Given records:
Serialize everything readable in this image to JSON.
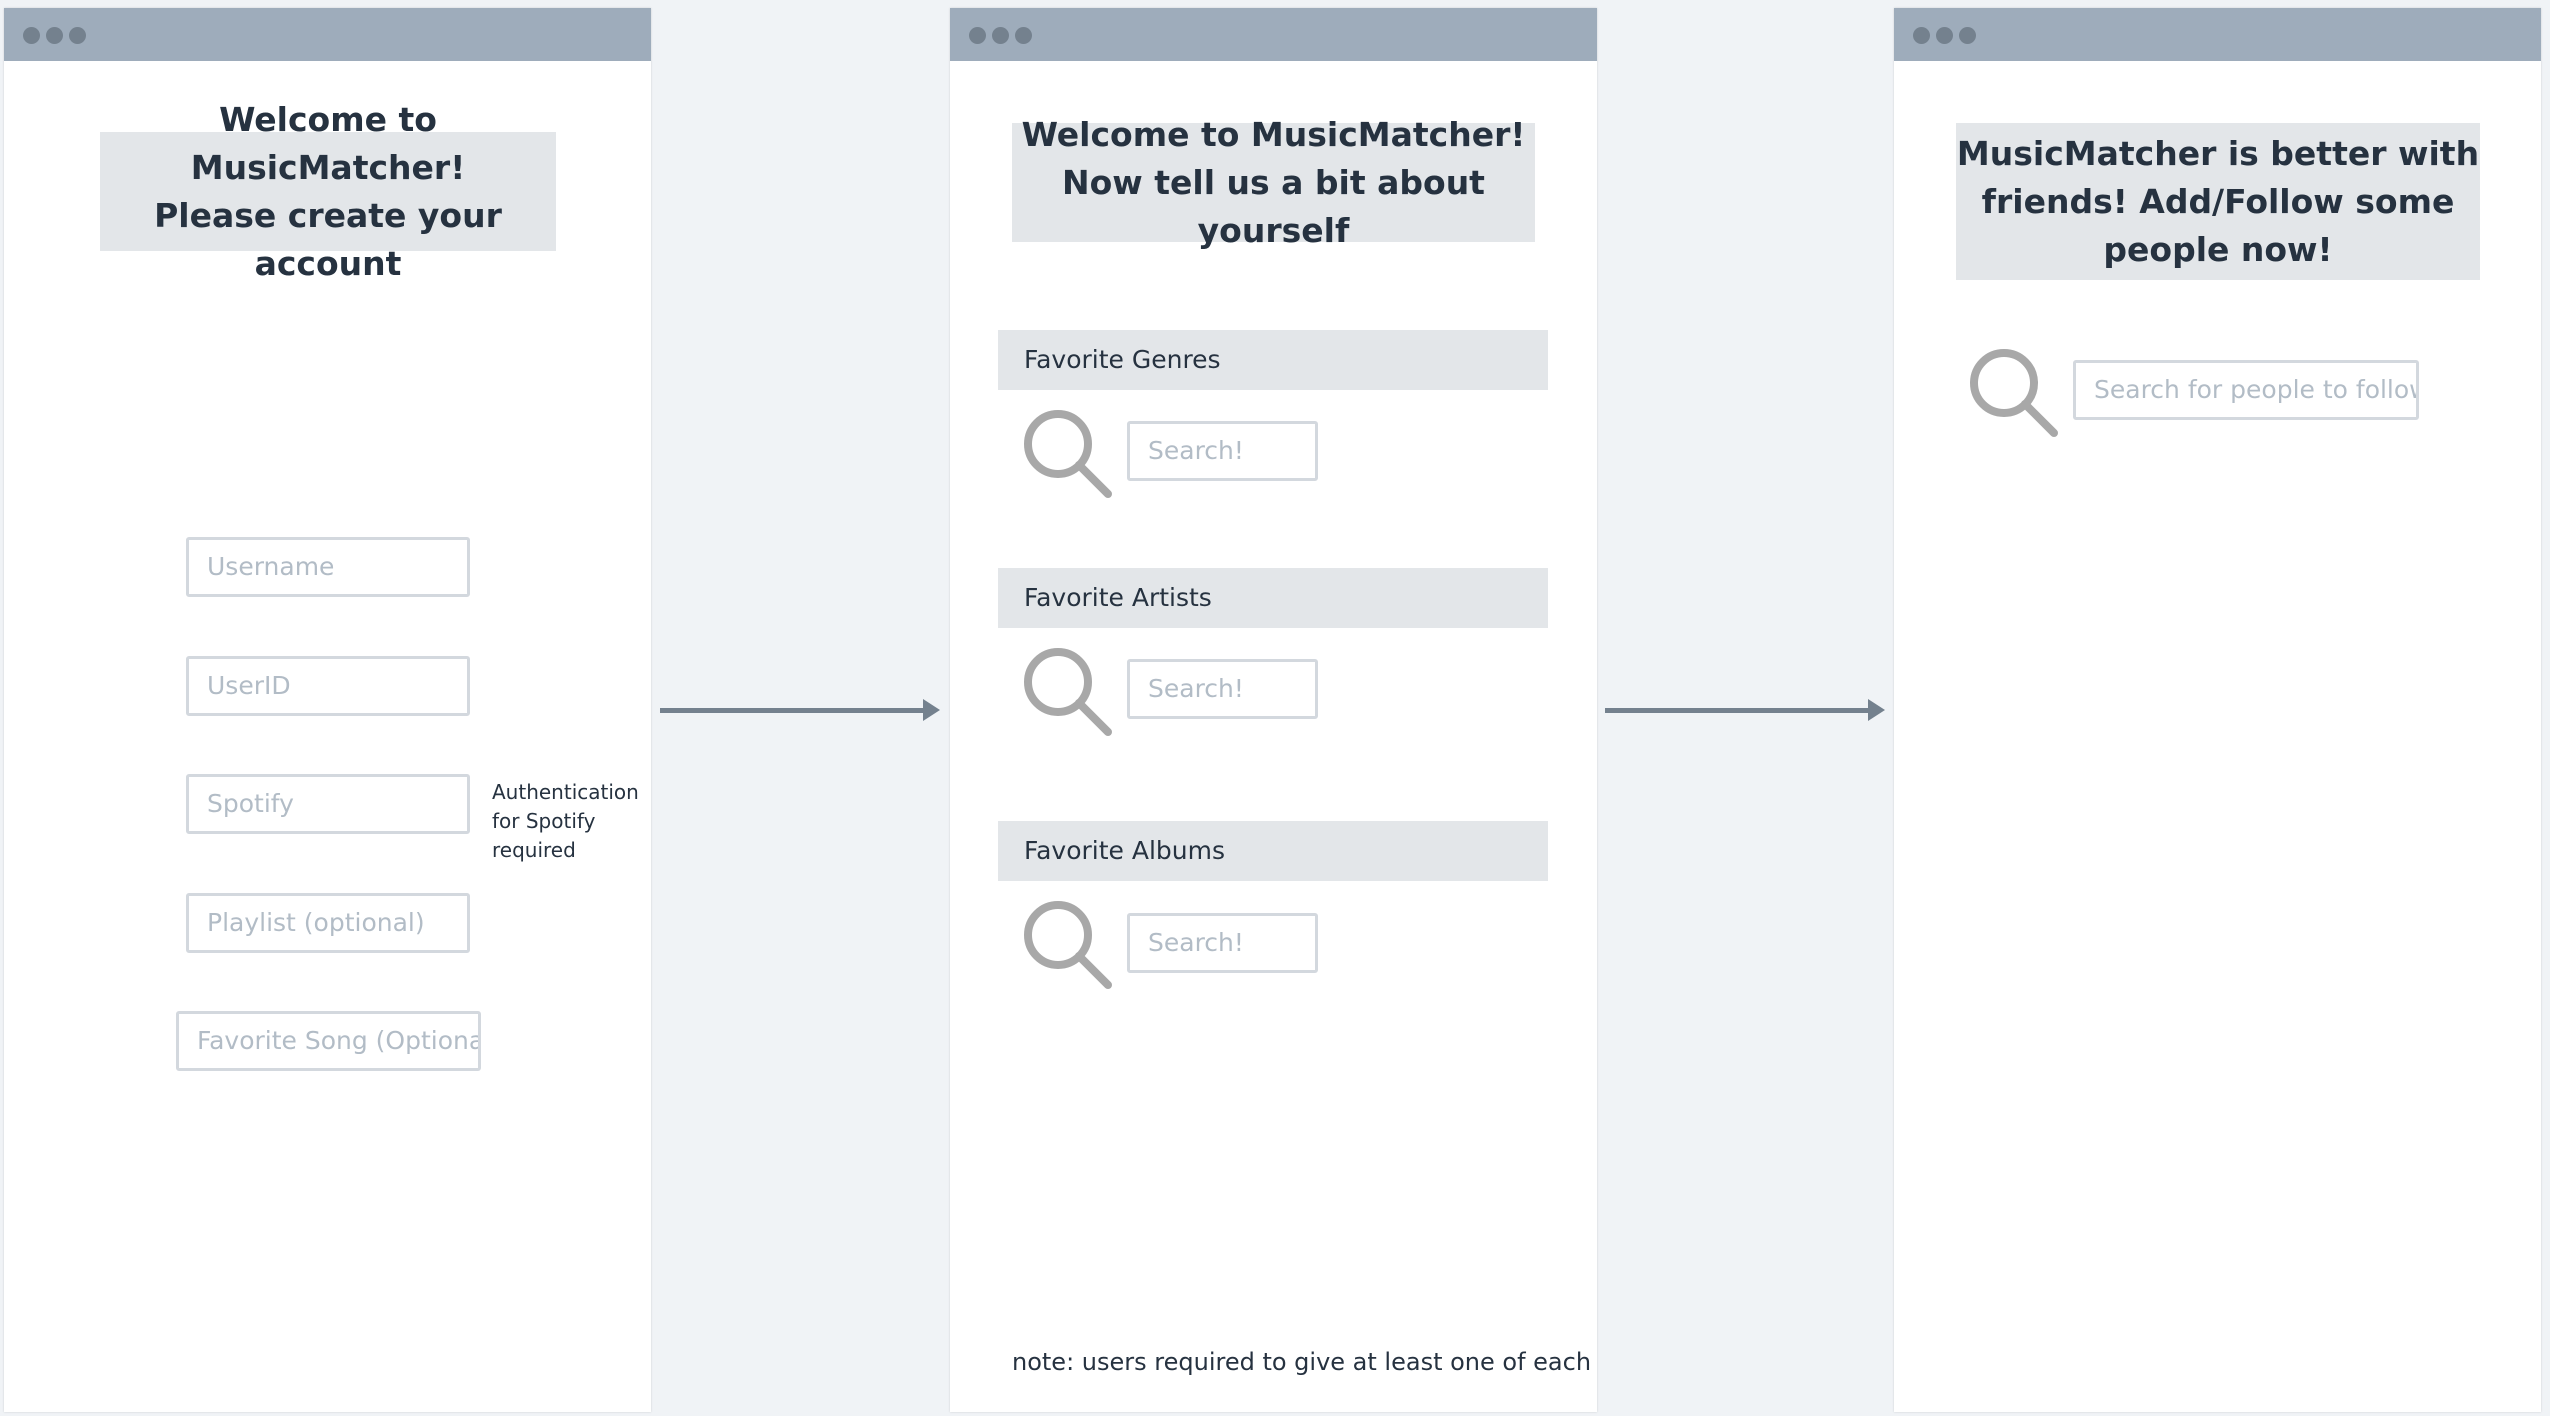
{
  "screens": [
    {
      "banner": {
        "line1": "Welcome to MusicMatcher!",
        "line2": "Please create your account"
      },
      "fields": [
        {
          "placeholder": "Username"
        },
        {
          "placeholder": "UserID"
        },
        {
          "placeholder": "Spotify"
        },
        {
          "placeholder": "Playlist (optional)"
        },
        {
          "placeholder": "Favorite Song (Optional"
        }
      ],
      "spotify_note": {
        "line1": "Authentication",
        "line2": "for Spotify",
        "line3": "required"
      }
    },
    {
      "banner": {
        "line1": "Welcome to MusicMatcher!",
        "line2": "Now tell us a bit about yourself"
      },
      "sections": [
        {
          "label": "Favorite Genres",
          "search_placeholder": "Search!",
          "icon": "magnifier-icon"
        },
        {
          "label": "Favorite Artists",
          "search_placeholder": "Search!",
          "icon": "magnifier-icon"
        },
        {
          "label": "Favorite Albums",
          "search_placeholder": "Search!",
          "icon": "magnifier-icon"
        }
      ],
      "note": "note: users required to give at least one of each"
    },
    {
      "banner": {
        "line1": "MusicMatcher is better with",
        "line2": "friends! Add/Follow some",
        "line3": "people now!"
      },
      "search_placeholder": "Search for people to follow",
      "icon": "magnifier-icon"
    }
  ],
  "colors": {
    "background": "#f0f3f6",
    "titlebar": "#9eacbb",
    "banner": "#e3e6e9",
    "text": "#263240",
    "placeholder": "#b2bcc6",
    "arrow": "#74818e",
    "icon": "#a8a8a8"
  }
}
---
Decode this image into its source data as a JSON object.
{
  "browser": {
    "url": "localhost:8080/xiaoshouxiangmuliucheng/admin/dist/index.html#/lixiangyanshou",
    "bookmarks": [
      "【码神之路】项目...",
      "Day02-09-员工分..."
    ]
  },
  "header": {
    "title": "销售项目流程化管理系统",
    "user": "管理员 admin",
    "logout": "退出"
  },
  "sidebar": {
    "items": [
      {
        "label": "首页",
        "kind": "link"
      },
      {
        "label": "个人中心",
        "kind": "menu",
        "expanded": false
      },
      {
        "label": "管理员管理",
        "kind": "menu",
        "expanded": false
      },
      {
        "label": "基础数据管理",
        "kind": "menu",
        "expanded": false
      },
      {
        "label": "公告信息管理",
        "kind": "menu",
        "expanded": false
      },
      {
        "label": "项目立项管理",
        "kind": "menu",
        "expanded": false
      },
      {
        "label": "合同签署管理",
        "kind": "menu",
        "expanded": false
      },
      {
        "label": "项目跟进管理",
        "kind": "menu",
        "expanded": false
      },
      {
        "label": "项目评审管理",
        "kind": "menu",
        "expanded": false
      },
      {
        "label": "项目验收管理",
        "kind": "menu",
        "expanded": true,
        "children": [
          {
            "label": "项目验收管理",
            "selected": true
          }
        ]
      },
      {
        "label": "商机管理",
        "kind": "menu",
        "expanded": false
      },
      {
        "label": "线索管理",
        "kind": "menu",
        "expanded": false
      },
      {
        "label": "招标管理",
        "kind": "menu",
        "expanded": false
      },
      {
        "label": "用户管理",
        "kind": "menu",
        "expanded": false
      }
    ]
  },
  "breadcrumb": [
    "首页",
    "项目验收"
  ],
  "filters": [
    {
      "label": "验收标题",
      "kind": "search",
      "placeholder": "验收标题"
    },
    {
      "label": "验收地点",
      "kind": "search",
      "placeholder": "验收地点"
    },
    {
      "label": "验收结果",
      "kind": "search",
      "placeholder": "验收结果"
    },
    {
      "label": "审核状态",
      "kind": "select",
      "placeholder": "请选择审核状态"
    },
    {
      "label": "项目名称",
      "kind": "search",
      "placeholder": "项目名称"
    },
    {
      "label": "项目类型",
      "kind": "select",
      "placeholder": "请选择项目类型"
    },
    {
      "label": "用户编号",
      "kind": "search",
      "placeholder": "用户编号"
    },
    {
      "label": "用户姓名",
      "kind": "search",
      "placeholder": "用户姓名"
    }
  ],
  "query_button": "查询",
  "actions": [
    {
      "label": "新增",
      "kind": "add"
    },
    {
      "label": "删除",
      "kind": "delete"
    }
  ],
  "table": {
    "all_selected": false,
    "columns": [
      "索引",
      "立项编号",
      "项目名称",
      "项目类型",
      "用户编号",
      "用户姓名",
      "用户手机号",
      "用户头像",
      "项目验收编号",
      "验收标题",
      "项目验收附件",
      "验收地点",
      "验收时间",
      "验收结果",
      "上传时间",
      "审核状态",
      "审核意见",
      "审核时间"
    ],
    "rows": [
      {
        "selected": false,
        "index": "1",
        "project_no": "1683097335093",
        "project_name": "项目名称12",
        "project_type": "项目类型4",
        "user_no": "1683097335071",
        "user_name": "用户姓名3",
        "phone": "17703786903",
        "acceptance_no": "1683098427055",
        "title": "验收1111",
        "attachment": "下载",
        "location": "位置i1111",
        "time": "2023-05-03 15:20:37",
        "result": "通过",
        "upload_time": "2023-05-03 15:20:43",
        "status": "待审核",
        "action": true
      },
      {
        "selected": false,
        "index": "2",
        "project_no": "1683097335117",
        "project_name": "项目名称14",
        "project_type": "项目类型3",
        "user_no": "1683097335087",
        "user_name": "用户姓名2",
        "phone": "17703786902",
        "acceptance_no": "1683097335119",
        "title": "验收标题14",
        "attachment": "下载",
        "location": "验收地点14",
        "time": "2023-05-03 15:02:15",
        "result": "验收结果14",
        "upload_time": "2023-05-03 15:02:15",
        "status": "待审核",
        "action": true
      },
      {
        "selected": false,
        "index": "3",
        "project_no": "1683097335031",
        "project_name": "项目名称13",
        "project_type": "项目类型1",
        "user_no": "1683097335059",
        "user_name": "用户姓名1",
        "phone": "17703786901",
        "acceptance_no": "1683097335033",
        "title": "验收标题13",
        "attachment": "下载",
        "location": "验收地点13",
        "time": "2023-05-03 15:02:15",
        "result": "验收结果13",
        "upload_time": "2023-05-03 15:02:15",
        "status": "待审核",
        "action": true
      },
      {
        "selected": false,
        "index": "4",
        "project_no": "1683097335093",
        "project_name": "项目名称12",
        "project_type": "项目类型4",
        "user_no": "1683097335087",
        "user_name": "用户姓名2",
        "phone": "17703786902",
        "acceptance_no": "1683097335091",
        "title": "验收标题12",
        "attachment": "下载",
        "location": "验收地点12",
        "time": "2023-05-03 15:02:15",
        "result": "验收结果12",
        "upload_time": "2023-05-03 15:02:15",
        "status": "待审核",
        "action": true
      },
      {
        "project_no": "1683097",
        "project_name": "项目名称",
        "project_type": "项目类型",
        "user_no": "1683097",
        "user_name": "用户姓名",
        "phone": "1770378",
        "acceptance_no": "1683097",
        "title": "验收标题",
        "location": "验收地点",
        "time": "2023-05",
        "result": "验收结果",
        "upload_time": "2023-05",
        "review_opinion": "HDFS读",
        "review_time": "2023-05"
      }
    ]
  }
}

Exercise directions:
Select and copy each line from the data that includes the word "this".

Task output:
Serialize everything readable in this image to JSON.
Decode this image into its source data as a JSON object.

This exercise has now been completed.